How to Calculate Head Loss

Hunker may earn compensation through affiliate links in this story.

Things You'll Need

  • Calculator or spreadsheet

  • Flow-pressure data for the type of pipe in question

Water pressure drops the higher you go in this building.

Head loss is a common term used to describe two types of pressure loss in a liquid system. The first type is static head loss due to the elevation of part of a pipeline above its source, such as in the high floors of a building. The second type is dynamic head loss. It is a loss of flowing pressure in a pipeline due to friction from the pipe walls or as the liquid flows through elbows, valves and fittings. Calculating either type of head loss is straightforward.

Calculating Static Head Loss

Step 1

Every 2.31 feet of vertical rise results in a 1-psi drop.

Define the head loss application. In this example, a water pump in the basement of a 10-story building supplies domestic water to every floor. Assuming that each floor in the building represents 12 feet of height, you can calculate the head loss due to elevation and subtract it from the pump's output pressure anywhere in the building. The pump's output is 125 psi, and it is located 10 feet under the ground floor (first floor). The example examines head loss midpoint on the eighth floor and presumes a non-flowing condition.

Step 2

Calculate the elevation above the pump midpoint on the eighth floor. Since the elevation is midpoint on the eighth floor, the height above ground level is 7 1/2 stories x 12 feet/story + 10 feet for the height in the basement above the pump. This totals 100 feet of elevation above the pump outlet.

Step 3

Calculate the static head loss based on 100 feet of elevation. The conversion factor for water at normal ambient conditions of 60 degrees Fahrenheit is 2.31 feet of elevation per pound-per-square-inch water pressure. Dividing the 100 feet of elevation by 2.31 feet per psi yields a head loss of 43.29 psi. The available water pressure at that level would therefore be 125 psi pump output pressure – 43.29 psi = 81.7 psi.

Calculate Dynamic Head Pressure Loss

Step 1

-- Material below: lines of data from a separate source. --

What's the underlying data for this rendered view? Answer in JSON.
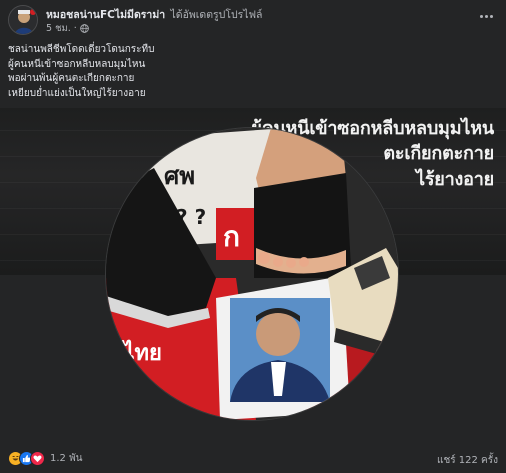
{
  "post": {
    "author": "หมอชลน่านFCไม่มีดราม่า",
    "action": "ได้อัพเดตรูปโปรไฟล์",
    "time": "5 ชม.",
    "privacy_icon": "globe-icon",
    "caption_lines": [
      "ชลน่านพลีชีพโดดเดี่ยวโดนกระทืบ",
      "ผู้คนหนีเข้าซอกหลีบหลบมุมไหน",
      "พอผ่านพ้นผู้คนตะเกียกตะกาย",
      "เหยียบย่ำแย่งเป็นใหญ่ไร้ยางอาย"
    ]
  },
  "cover": {
    "lines": [
      "ผู้คนหนีเข้าซอกหลีบหลบมุมไหน",
      "ตะเกียกตะกาย",
      "ไร้ยางอาย"
    ]
  },
  "profile_photo": {
    "sign_text": "ศพ",
    "question_marks": "? ?",
    "poster_text": "ก",
    "banner_text": "ลไทย"
  },
  "footer": {
    "reaction_icons": [
      "haha-icon",
      "like-icon",
      "love-icon"
    ],
    "reaction_count": "1.2 พัน",
    "share_count": "แชร์ 122 ครั้ง"
  },
  "colors": {
    "background": "#242526",
    "primary_text": "#e4e6eb",
    "secondary_text": "#b0b3b8",
    "banner_red": "#d21e23",
    "like_blue": "#1877f2"
  }
}
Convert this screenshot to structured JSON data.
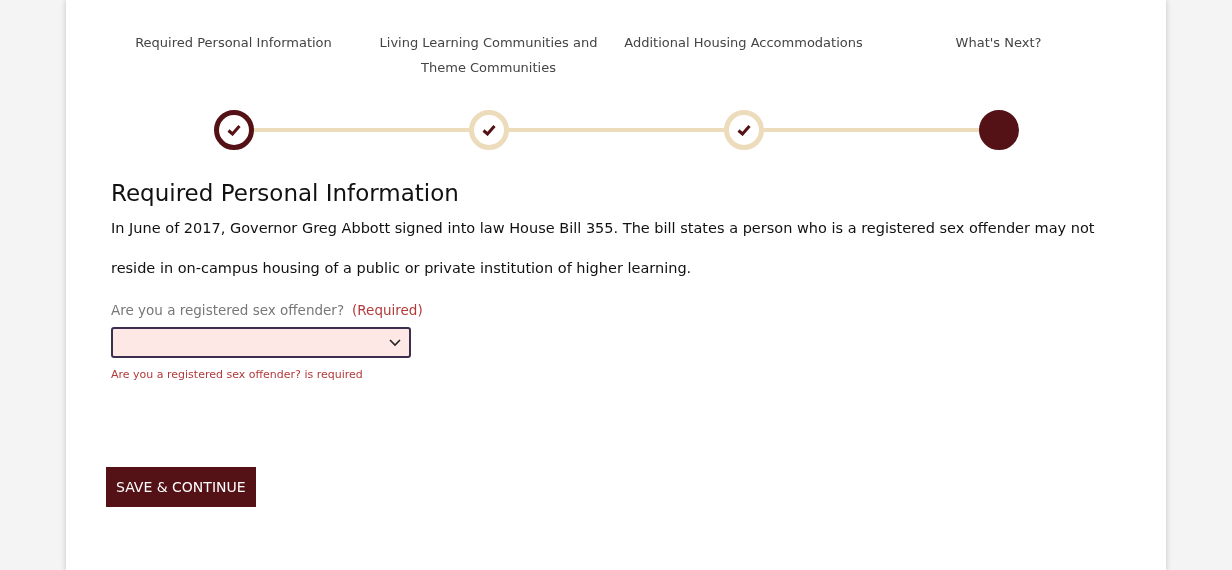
{
  "steps": [
    {
      "label": "Required Personal Information",
      "completed": true,
      "selected": true
    },
    {
      "label": "Living Learning Communities and Theme Communities",
      "completed": true,
      "selected": false
    },
    {
      "label": "Additional Housing Accommodations",
      "completed": true,
      "selected": false
    },
    {
      "label": "What's Next?",
      "completed": false,
      "selected": false
    }
  ],
  "heading": "Required Personal Information",
  "paragraph": "In June of 2017, Governor Greg Abbott signed into law House Bill 355. The bill states a person who is a registered sex offender may not reside in on-campus housing of a public or private institution of higher learning.",
  "question": {
    "label": "Are you a registered sex offender?",
    "required_tag": "(Required)",
    "invalid": true,
    "error": "Are you a registered sex offender? is required"
  },
  "button": "SAVE & CONTINUE"
}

Many resort pools remotely locate filter pumps to preserve quiet.

Define the dynamic (flowing) application. For this dynamic example, assume that a swimming pool filter pump with 40 psi output pressure is pumping 150 gallons per minute of water in a loop from the pool through 300 feet of piping, a remote filtering system, and back 250 feet to the other end of the pool. The piping used is 3-inch Schedule 40-PVC white plastic pipe. Assume there are twelve 90-degree elbows within the overall piping system, and that the steady loss through the filter is 3 psi. With this information, you can calculate the dynamic head loss through the PVC piping system.

Step 2

PVC plastic pipe fittings add a head loss factor, too.

Look up the pressure loss data for 3-inch Schedule 40 PVC plastic pipe in the industry data chart. A flow rate of 150 gpm will sustain a pressure loss of 2 psi for every 100 feet of 3-inch PVC pipe. Adding in the equivalent length of 2.5 pipe-feet per elbow, there is a total pipe length of 300 feet plus 250 feet plus 30 feet (for the elbows) or 580 feet.

Step 3

Calculate the total head loss through the entire filter system. 580 feet x 2 psi/100 feet = 11.6 psi, plus the 3 psi head loss through the filter, for a total dynamic head loss of 14.6 psi.


Always over-design pump systems about 25-percent to alleviate inadvertent head loss issues.


It is impossible to suction up water any further than about 25 to 30 feet because of atmospheric pressure limitations (elevation head loss), no matter how powerful the pump.

references & resources

Pauline Gill

Pauline Gill is a retired teacher with more than 25 years of experience teaching English to high school students. She holds a bachelor's degree in language arts and a Master of Education degree. Gill is also an award-winning fiction author.